Data listing »
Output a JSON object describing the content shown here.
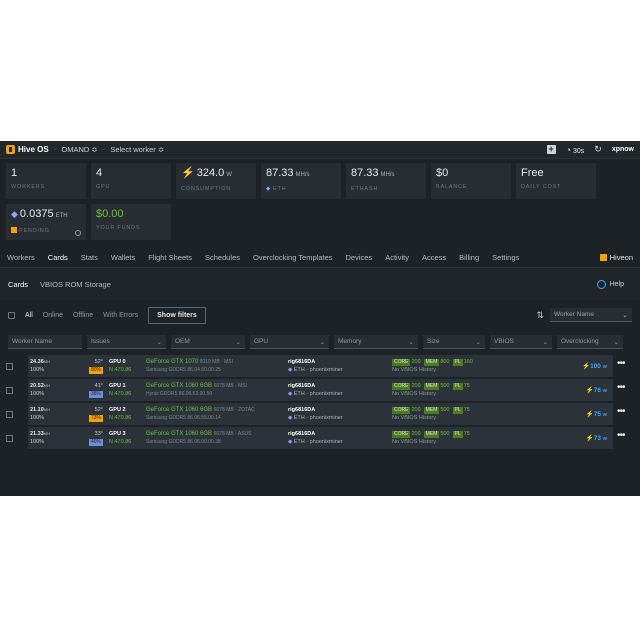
{
  "topbar": {
    "brand": "Hive OS",
    "farm": "OMAND ≎",
    "worker_select": "Select worker ≎",
    "timer": "30s",
    "user": "xpnow"
  },
  "tiles": [
    {
      "value": "1",
      "unit": "",
      "label": "WORKERS"
    },
    {
      "value": "4",
      "unit": "",
      "label": "GPU"
    },
    {
      "value": "324.0",
      "unit": "W",
      "label": "CONSUMPTION"
    },
    {
      "value": "87.33",
      "unit": "MH/s",
      "label": "ETH"
    },
    {
      "value": "87.33",
      "unit": "MH/s",
      "label": "ETHASH"
    },
    {
      "value": "$0",
      "unit": "",
      "label": "BALANCE"
    },
    {
      "value": "Free",
      "unit": "",
      "label": "DAILY COST"
    },
    {
      "value": "0.0375",
      "unit": "ETH",
      "label": "PENDING"
    },
    {
      "value": "$0.00",
      "unit": "",
      "label": "YOUR FUNDS"
    }
  ],
  "mainnav": {
    "tabs": [
      "Workers",
      "Cards",
      "Stats",
      "Wallets",
      "Flight Sheets",
      "Schedules",
      "Overclocking Templates",
      "Devices",
      "Activity",
      "Access",
      "Billing",
      "Settings"
    ],
    "active": "Cards",
    "brand": "Hiveon"
  },
  "subnav": {
    "tabs": [
      "Cards",
      "VBIOS ROM Storage"
    ],
    "help": "Help"
  },
  "filters": {
    "options": [
      "All",
      "Online",
      "Offline",
      "With Errors"
    ],
    "show_filters": "Show filters",
    "sort_by": "Worker Name"
  },
  "column_filters": {
    "worker_name": "Worker Name",
    "issues": "Issues",
    "oem": "OEM",
    "gpu": "GPU",
    "memory": "Memory",
    "size": "Size",
    "vbios": "VBIOS",
    "overclocking": "Overclocking"
  },
  "cards": [
    {
      "hashrate": "24.36",
      "hr_unit": "MH",
      "pct": "100%",
      "temp": "52°",
      "fan": "80%",
      "fan_color": "#f4a300",
      "gpu": "GPU 0",
      "n": "N 470.86",
      "model": "GeForce GTX 1070",
      "spec": "8119 MB · MSI",
      "memory": "Samsung GDDR5 86.04.50.00.25",
      "rig": "rig6816DA",
      "miner": "ETH · phoenixminer",
      "core": "200",
      "mem": "800",
      "pl": "160",
      "vbios": "No VBIOS History",
      "power": "100",
      "power_unit": "W"
    },
    {
      "hashrate": "20.52",
      "hr_unit": "MH",
      "pct": "100%",
      "temp": "41°",
      "fan": "38%",
      "fan_color": "#6b8fd6",
      "gpu": "GPU 1",
      "n": "N 470.86",
      "model": "GeForce GTX 1060 6GB",
      "spec": "6078 MB · MSI",
      "memory": "Hynix GDDR5 86.06.63.00.50",
      "rig": "rig6816DA",
      "miner": "ETH · phoenixminer",
      "core": "200",
      "mem": "500",
      "pl": "75",
      "vbios": "No VBIOS History",
      "power": "76",
      "power_unit": "W"
    },
    {
      "hashrate": "21.10",
      "hr_unit": "MH",
      "pct": "100%",
      "temp": "52°",
      "fan": "73%",
      "fan_color": "#f4a300",
      "gpu": "GPU 2",
      "n": "N 470.86",
      "model": "GeForce GTX 1060 6GB",
      "spec": "6078 MB · ZOTAC",
      "memory": "Samsung GDDR5 86.06.55.00.14",
      "rig": "rig6816DA",
      "miner": "ETH · phoenixminer",
      "core": "200",
      "mem": "500",
      "pl": "75",
      "vbios": "No VBIOS History",
      "power": "75",
      "power_unit": "W"
    },
    {
      "hashrate": "21.33",
      "hr_unit": "MH",
      "pct": "100%",
      "temp": "33°",
      "fan": "40%",
      "fan_color": "#6b8fd6",
      "gpu": "GPU 3",
      "n": "N 470.86",
      "model": "GeForce GTX 1060 6GB",
      "spec": "6078 MB · ASUS",
      "memory": "Samsung GDDR5 86.06.00.00.38",
      "rig": "rig6816DA",
      "miner": "ETH · phoenixminer",
      "core": "200",
      "mem": "500",
      "pl": "75",
      "vbios": "No VBIOS History",
      "power": "73",
      "power_unit": "W"
    }
  ],
  "oc_labels": {
    "core": "CORE",
    "mem": "MEM",
    "pl": "PL"
  }
}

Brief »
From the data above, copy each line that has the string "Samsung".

Answer for the task »
      "memory": "Samsung GDDR5 86.04.50.00.25",
      "memory": "Samsung GDDR5 86.06.55.00.14",
      "memory": "Samsung GDDR5 86.06.00.00.38",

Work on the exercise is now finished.